The teen’s defense lawyers, Wes Kirkland and Dayton Riddle, offered no defense for the racist and violent nature of the texts and videos.
The “two racial videos” were “reprehensible,” Riddle said, and difficult to understand.
“Because when I have talked to this young man, he is a nice, respectable, intelligent, well-spoken young man.”
The videos weren’t posted online but shared in a group text, Riddle told the court.
“What he did was wrong,” the attorney said. “I don’t think that (the teen) had the malevolent intent ascribed to him by some members of the community.”
Riddle went on to explain how the teen was living up to Loia’s three hopes.
The teen and his parents were remorseful and remain remorseful today, Riddle said, rebuffing victims’ statements saying they’ve not shown remorse. Riddle told the court it was his decision for the teen and his parents to not speak publicly about the situation and to wait for court hearings to express themselves.
Relatives of the teen attended the hearing to support him as well as two priests and a long-time family friend, former South Carolina Law Enforcement Division Chief Reggie Lloyd.
The defense also offered up two psychology experts who worked with the teen, examining his personality and the risk that he could be dangerous.
“I do not consider him a specific danger or specific risk for perpetuating school violence at this time,” forensic psychiatrist Donna Maddox told the court.
Maddox, who studied school shooters and worked with teenagers over decades, said the teen didn’t match the profile of a school shooter. He was not depressed or angry, not bullied, and had not experienced loss or sought revenge, which are among the characteristics of many mass shooters.
She pointed out that the teen sent the text saying he was on his way to shoot up the school on a Saturday.
“I’ve never in my life seen a case where there was no actual physical injury that has caused as much collateral damage as this one has,” Riddle said
The judge gave the teen his own opportunity to speak on the collateral damage and Loia’s last point — that the former student have a change of heart and mind.
The teen stood in the courtroom toward the end of the hearing and addressed the judge directly.
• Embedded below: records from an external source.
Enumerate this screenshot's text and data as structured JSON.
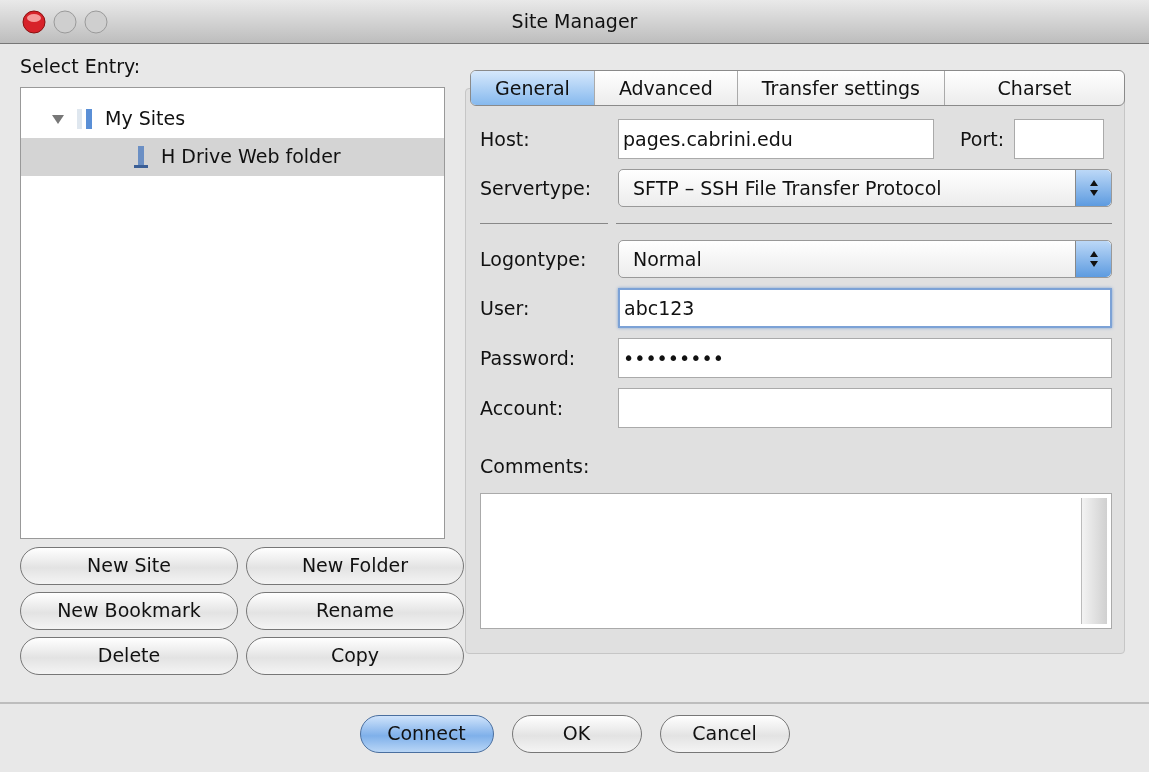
{
  "window": {
    "title": "Site Manager"
  },
  "select_entry": {
    "label": "Select Entry:"
  },
  "tree": [
    {
      "label": "My Sites",
      "expanded": true,
      "selected": false,
      "children": [
        {
          "label": "H Drive Web folder",
          "selected": true
        }
      ]
    }
  ],
  "site_buttons": [
    "New Site",
    "New Folder",
    "New Bookmark",
    "Rename",
    "Delete",
    "Copy"
  ],
  "tabs": [
    {
      "label": "General",
      "selected": true
    },
    {
      "label": "Advanced",
      "selected": false
    },
    {
      "label": "Transfer settings",
      "selected": false
    },
    {
      "label": "Charset",
      "selected": false
    }
  ],
  "form": {
    "host": {
      "label": "Host:",
      "value": "pages.cabrini.edu"
    },
    "port": {
      "label": "Port:"
    },
    "servertype": {
      "label": "Servertype:",
      "value": "SFTP – SSH File Transfer Protocol"
    },
    "logontype": {
      "label": "Logontype:",
      "value": "Normal"
    },
    "user": {
      "label": "User:",
      "value": "abc123",
      "focused": true
    },
    "password": {
      "label": "Password:",
      "value": "•••••••••",
      "focused": false
    },
    "account": {
      "label": "Account:",
      "focused": false
    },
    "comments": {
      "label": "Comments:"
    }
  },
  "dialog_buttons": [
    {
      "label": "Connect",
      "default": true
    },
    {
      "label": "OK",
      "default": false
    },
    {
      "label": "Cancel",
      "default": false
    }
  ]
}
When the teen’s voice wavered, his father offered him a hand.
The teen called the videos and messages “an attempt at humor” but made no excuses for the recordings, saying they “do not represent my values or the values taught to me by my family.”
“Anything I said is not meant to excuse or minimize my wrongdoing or the people affected by it and I accept full responsibility for the pain and hurt caused by this,” the teen said.
The father who comforted his son cried himself when he spoke before the judge.
“When I saw those text and videos that first day, I couldn’t believe it was my son,” the father said.
He also apologized to everyone associated with Cardinal Newman. “Most importantly to the African American community I want to say we’re sorry.”
The videos were not reflective of the son he knew or the family’s Christian values, the father said.
“I am proud of him for standing here today and taking responsibility and being willing to accept the court’s ruling no matter what they may be,” his father said. “I know (his) heart and that he has a love of Christ. ... I honestly believe that there’s some larger plan that God has for him, that God will work through him to be a force of good.”
Before sentencing the teen, Guess said he had “reasonable certainty” that the teen “is not a credible threat” even while calling the videos “very disturbing.”
In levying the harsher punishment recommended by the prosecution, Guess told the court he believed the sentence was best for “the community and state of South Carolina.”
When Guess adjourned the court, the teen was separated from his parents and escorted away by a deputy to begin his jail sentence.